>>>>

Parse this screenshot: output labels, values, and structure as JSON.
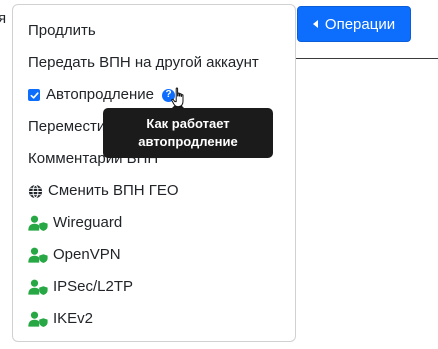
{
  "edge_char": "я",
  "operations_button": {
    "label": "Операции"
  },
  "menu": {
    "items": [
      {
        "label": "Продлить"
      },
      {
        "label": "Передать ВПН на другой аккаунт"
      },
      {
        "label": "Автопродление",
        "checked": true
      },
      {
        "label": "Переместить"
      },
      {
        "label": "Комментарий ВПН"
      },
      {
        "label": "Сменить ВПН ГЕО",
        "icon": "globe-icon"
      },
      {
        "label": "Wireguard",
        "icon": "user-shield-icon"
      },
      {
        "label": "OpenVPN",
        "icon": "user-shield-icon"
      },
      {
        "label": "IPSec/L2TP",
        "icon": "user-shield-icon"
      },
      {
        "label": "IKEv2",
        "icon": "user-shield-icon"
      }
    ]
  },
  "help_icon": {
    "glyph": "?"
  },
  "tooltip": {
    "line1": "Как работает",
    "line2": "автопродление"
  },
  "colors": {
    "primary": "#0d6efd",
    "success": "#28a745",
    "tooltip_bg": "#1b1b1b"
  }
}
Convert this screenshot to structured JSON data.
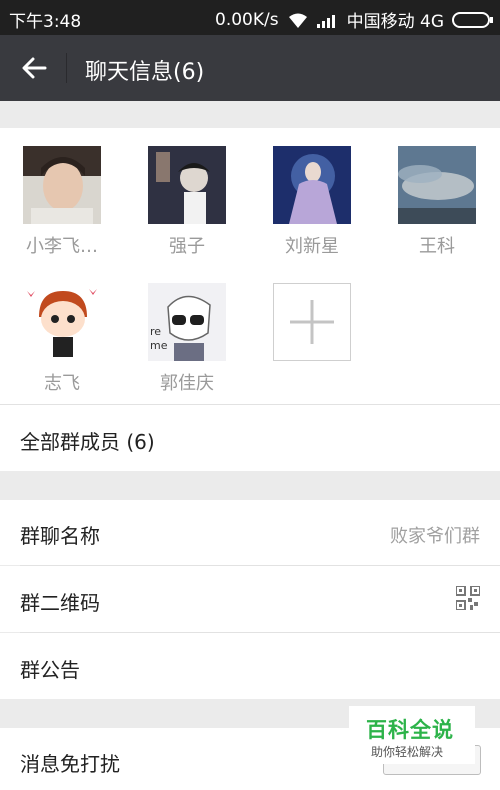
{
  "status_bar": {
    "time": "下午3:48",
    "speed": "0.00K/s",
    "carrier": "中国移动 4G"
  },
  "header": {
    "title": "聊天信息(6)",
    "back_icon": "arrow-left-icon"
  },
  "members": [
    {
      "name": "小李飞…",
      "avatar": "avatar-portrait"
    },
    {
      "name": "强子",
      "avatar": "avatar-album-cover"
    },
    {
      "name": "刘新星",
      "avatar": "avatar-fantasy-art"
    },
    {
      "name": "王科",
      "avatar": "avatar-sky"
    },
    {
      "name": "志飞",
      "avatar": "avatar-cartoon-boy"
    },
    {
      "name": "郭佳庆",
      "avatar": "avatar-sketch-sunglasses"
    }
  ],
  "add_member_icon": "plus-icon",
  "all_members": {
    "label": "全部群成员 (6)"
  },
  "settings": {
    "group_name": {
      "label": "群聊名称",
      "value": "败家爷们群"
    },
    "qr_code": {
      "label": "群二维码",
      "icon": "qr-code-icon"
    },
    "notice": {
      "label": "群公告"
    },
    "mute": {
      "label": "消息免打扰"
    }
  },
  "watermark": {
    "title": "百科全说",
    "subtitle": "助你轻松解决"
  },
  "colors": {
    "title_bar": "#393a3f",
    "status_bar": "#202020",
    "watermark_green": "#2db34a"
  }
}
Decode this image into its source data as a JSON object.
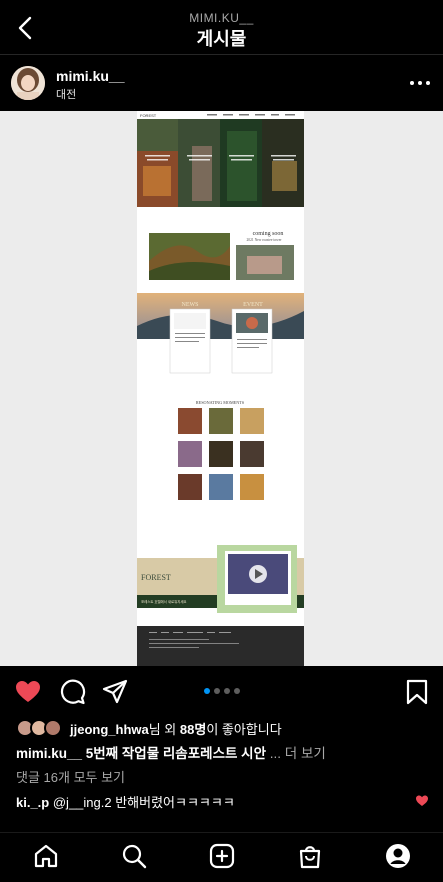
{
  "nav": {
    "subtitle": "MIMI.KU__",
    "title": "게시물"
  },
  "post": {
    "username": "mimi.ku__",
    "location": "대전",
    "carousel": {
      "count": 4,
      "active_index": 0
    }
  },
  "mockup": {
    "brand": "FOREST",
    "coming_soon": "coming soon",
    "coming_soon_sub": "2021 New roastee tower",
    "news_label": "NEWS",
    "event_label": "EVENT",
    "gallery_title": "RESONATING MOMENTS",
    "forest_label": "FOREST",
    "forest_caption": "포레스트 호텔에서 새로워지세요"
  },
  "likes": {
    "user": "jjeong_hhwa",
    "suffix_1": "님 외 ",
    "count": "88명",
    "suffix_2": "이 좋아합니다"
  },
  "caption": {
    "username": "mimi.ku__",
    "text": " 5번째 작업물 리솜포레스트 시안",
    "more": " ... 더 보기"
  },
  "comments_link": "댓글 16개 모두 보기",
  "comment": {
    "username": "ki._.p",
    "text": " @j__ing.2 반해버렸어ㅋㅋㅋㅋㅋ"
  },
  "colors": {
    "like_red": "#ed4956",
    "dot_active": "#0095f6"
  }
}
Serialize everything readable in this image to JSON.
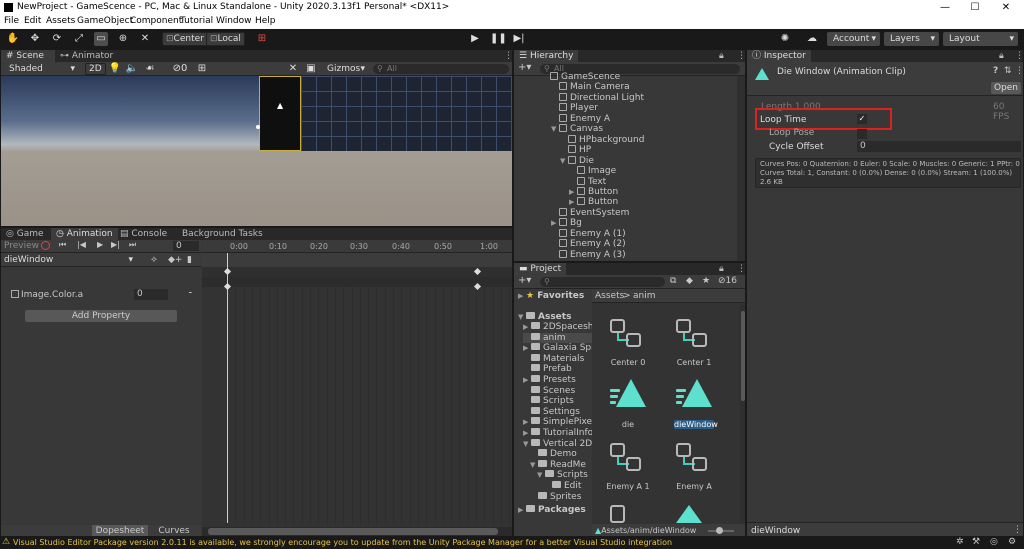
{
  "window": {
    "title": "NewProject - GameScence - PC, Mac & Linux Standalone - Unity 2020.3.13f1 Personal* <DX11>",
    "controls": [
      "—",
      "☐",
      "✕"
    ]
  },
  "menu": [
    "File",
    "Edit",
    "Assets",
    "GameObject",
    "Component",
    "Tutorial",
    "Window",
    "Help"
  ],
  "toolbar": {
    "center_label": "Center",
    "local_label": "Local",
    "account_label": "Account",
    "layers_label": "Layers",
    "layout_label": "Layout"
  },
  "scene": {
    "tab_scene": "Scene",
    "tab_animator": "Animator",
    "shading": "Shaded",
    "mode_2d": "2D",
    "fx_count": "0",
    "gizmos": "Gizmos",
    "search_placeholder": "All"
  },
  "animation": {
    "tabs": [
      "Game",
      "Animation",
      "Console",
      "Background Tasks"
    ],
    "preview_label": "Preview",
    "frame": "0",
    "clip": "dieWindow",
    "property": "Image.Color.a",
    "property_value": "0",
    "add_property": "Add Property",
    "timeline_marks": [
      "0:00",
      "0:10",
      "0:20",
      "0:30",
      "0:40",
      "0:50",
      "1:00"
    ],
    "bottom_tabs": [
      "Dopesheet",
      "Curves"
    ]
  },
  "hierarchy": {
    "title": "Hierarchy",
    "search_placeholder": "All",
    "items": [
      {
        "label": "GameScence",
        "indent": 0
      },
      {
        "label": "Main Camera",
        "indent": 1
      },
      {
        "label": "Directional Light",
        "indent": 1
      },
      {
        "label": "Player",
        "indent": 1
      },
      {
        "label": "Enemy A",
        "indent": 1
      },
      {
        "label": "Canvas",
        "indent": 1,
        "expanded": true
      },
      {
        "label": "HPbackground",
        "indent": 2
      },
      {
        "label": "HP",
        "indent": 2
      },
      {
        "label": "Die",
        "indent": 2,
        "expanded": true
      },
      {
        "label": "Image",
        "indent": 3
      },
      {
        "label": "Text",
        "indent": 3
      },
      {
        "label": "Button",
        "indent": 3,
        "collapsed": true
      },
      {
        "label": "Button",
        "indent": 3,
        "collapsed": true
      },
      {
        "label": "EventSystem",
        "indent": 1
      },
      {
        "label": "Bg",
        "indent": 1,
        "collapsed": true
      },
      {
        "label": "Enemy A (1)",
        "indent": 1
      },
      {
        "label": "Enemy A (2)",
        "indent": 1
      },
      {
        "label": "Enemy A (3)",
        "indent": 1
      }
    ]
  },
  "project": {
    "title": "Project",
    "favorites": "Favorites",
    "assets_root": "Assets",
    "hidden_count": "16",
    "breadcrumb_root": "Assets",
    "breadcrumb_leaf": "anim",
    "folders": [
      {
        "label": "2DSpacesh",
        "indent": 1,
        "collapsed": true
      },
      {
        "label": "anim",
        "indent": 1,
        "selected": true
      },
      {
        "label": "Galaxia Spr",
        "indent": 1,
        "collapsed": true
      },
      {
        "label": "Materials",
        "indent": 1
      },
      {
        "label": "Prefab",
        "indent": 1
      },
      {
        "label": "Presets",
        "indent": 1,
        "collapsed": true
      },
      {
        "label": "Scenes",
        "indent": 1
      },
      {
        "label": "Scripts",
        "indent": 1
      },
      {
        "label": "Settings",
        "indent": 1
      },
      {
        "label": "SimplePixel",
        "indent": 1,
        "collapsed": true
      },
      {
        "label": "TutorialInfo",
        "indent": 1,
        "collapsed": true
      },
      {
        "label": "Vertical 2D",
        "indent": 1,
        "expanded": true
      },
      {
        "label": "Demo",
        "indent": 2
      },
      {
        "label": "ReadMe",
        "indent": 2,
        "expanded": true
      },
      {
        "label": "Scripts",
        "indent": 3,
        "expanded": true
      },
      {
        "label": "Edit",
        "indent": 4
      },
      {
        "label": "Sprites",
        "indent": 2
      }
    ],
    "packages": "Packages",
    "assets": [
      {
        "label": "Center 0",
        "kind": "controller"
      },
      {
        "label": "Center 1",
        "kind": "controller"
      },
      {
        "label": "die",
        "kind": "clip"
      },
      {
        "label": "dieWindow",
        "kind": "clip",
        "selected": true
      },
      {
        "label": "Enemy A 1",
        "kind": "controller"
      },
      {
        "label": "Enemy A",
        "kind": "controller"
      }
    ],
    "path": "Assets/anim/dieWindow"
  },
  "inspector": {
    "title": "Inspector",
    "header": "Die Window (Animation Clip)",
    "open_button": "Open",
    "length_label": "Length",
    "length_value": "1.000",
    "fps": "60 FPS",
    "loop_time": "Loop Time",
    "loop_pose": "Loop Pose",
    "cycle_offset": "Cycle Offset",
    "cycle_offset_value": "0",
    "stats_line1": "Curves Pos: 0 Quaternion: 0 Euler: 0 Scale: 0 Muscles: 0 Generic: 1 PPtr: 0",
    "stats_line2": "Curves Total: 1, Constant: 0 (0.0%) Dense: 0 (0.0%) Stream: 1 (100.0%)",
    "stats_line3": "2.6 KB",
    "footer": "dieWindow",
    "highlight_color": "#e0201c"
  },
  "status": {
    "message": "Visual Studio Editor Package version 2.0.11 is available, we strongly encourage you to update from the Unity Package Manager for a better Visual Studio integration"
  }
}
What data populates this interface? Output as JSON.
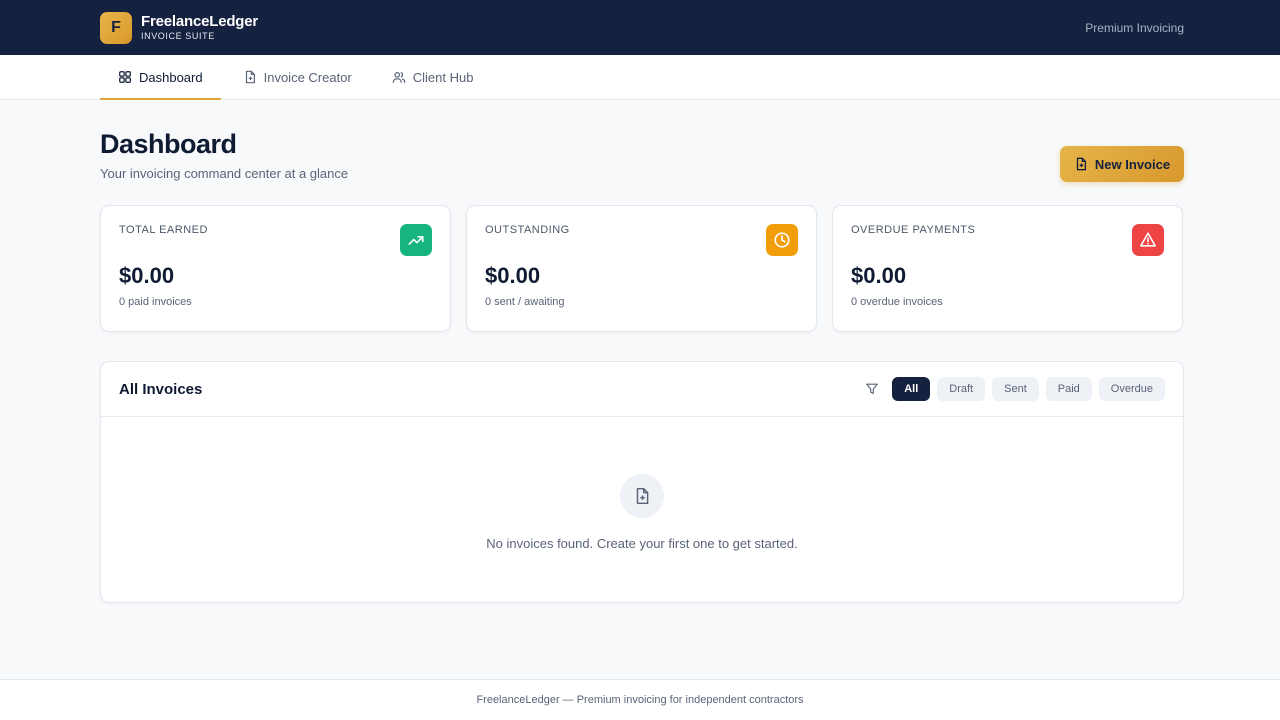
{
  "header": {
    "logo_letter": "F",
    "brand_name": "FreelanceLedger",
    "brand_sub": "INVOICE SUITE",
    "right_text": "Premium Invoicing"
  },
  "nav": {
    "tabs": [
      {
        "label": "Dashboard",
        "icon": "grid-icon",
        "active": true
      },
      {
        "label": "Invoice Creator",
        "icon": "file-plus-icon",
        "active": false
      },
      {
        "label": "Client Hub",
        "icon": "users-icon",
        "active": false
      }
    ]
  },
  "page": {
    "title": "Dashboard",
    "subtitle": "Your invoicing command center at a glance",
    "new_invoice_label": "New Invoice"
  },
  "stats": [
    {
      "label": "TOTAL EARNED",
      "value": "$0.00",
      "note": "0 paid invoices",
      "icon": "trending-up-icon",
      "color": "#16b47e"
    },
    {
      "label": "OUTSTANDING",
      "value": "$0.00",
      "note": "0 sent / awaiting",
      "icon": "clock-icon",
      "color": "#f29e0c"
    },
    {
      "label": "OVERDUE PAYMENTS",
      "value": "$0.00",
      "note": "0 overdue invoices",
      "icon": "alert-triangle-icon",
      "color": "#ee4444"
    }
  ],
  "invoices": {
    "title": "All Invoices",
    "filters": [
      "All",
      "Draft",
      "Sent",
      "Paid",
      "Overdue"
    ],
    "active_filter": "All",
    "empty_text": "No invoices found. Create your first one to get started."
  },
  "footer": {
    "text": "FreelanceLedger — Premium invoicing for independent contractors"
  },
  "colors": {
    "header_bg": "#14213f",
    "accent": "#e0a53a"
  }
}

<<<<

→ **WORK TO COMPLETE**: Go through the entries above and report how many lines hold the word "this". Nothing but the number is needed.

→ **ANSWER BOX**: 5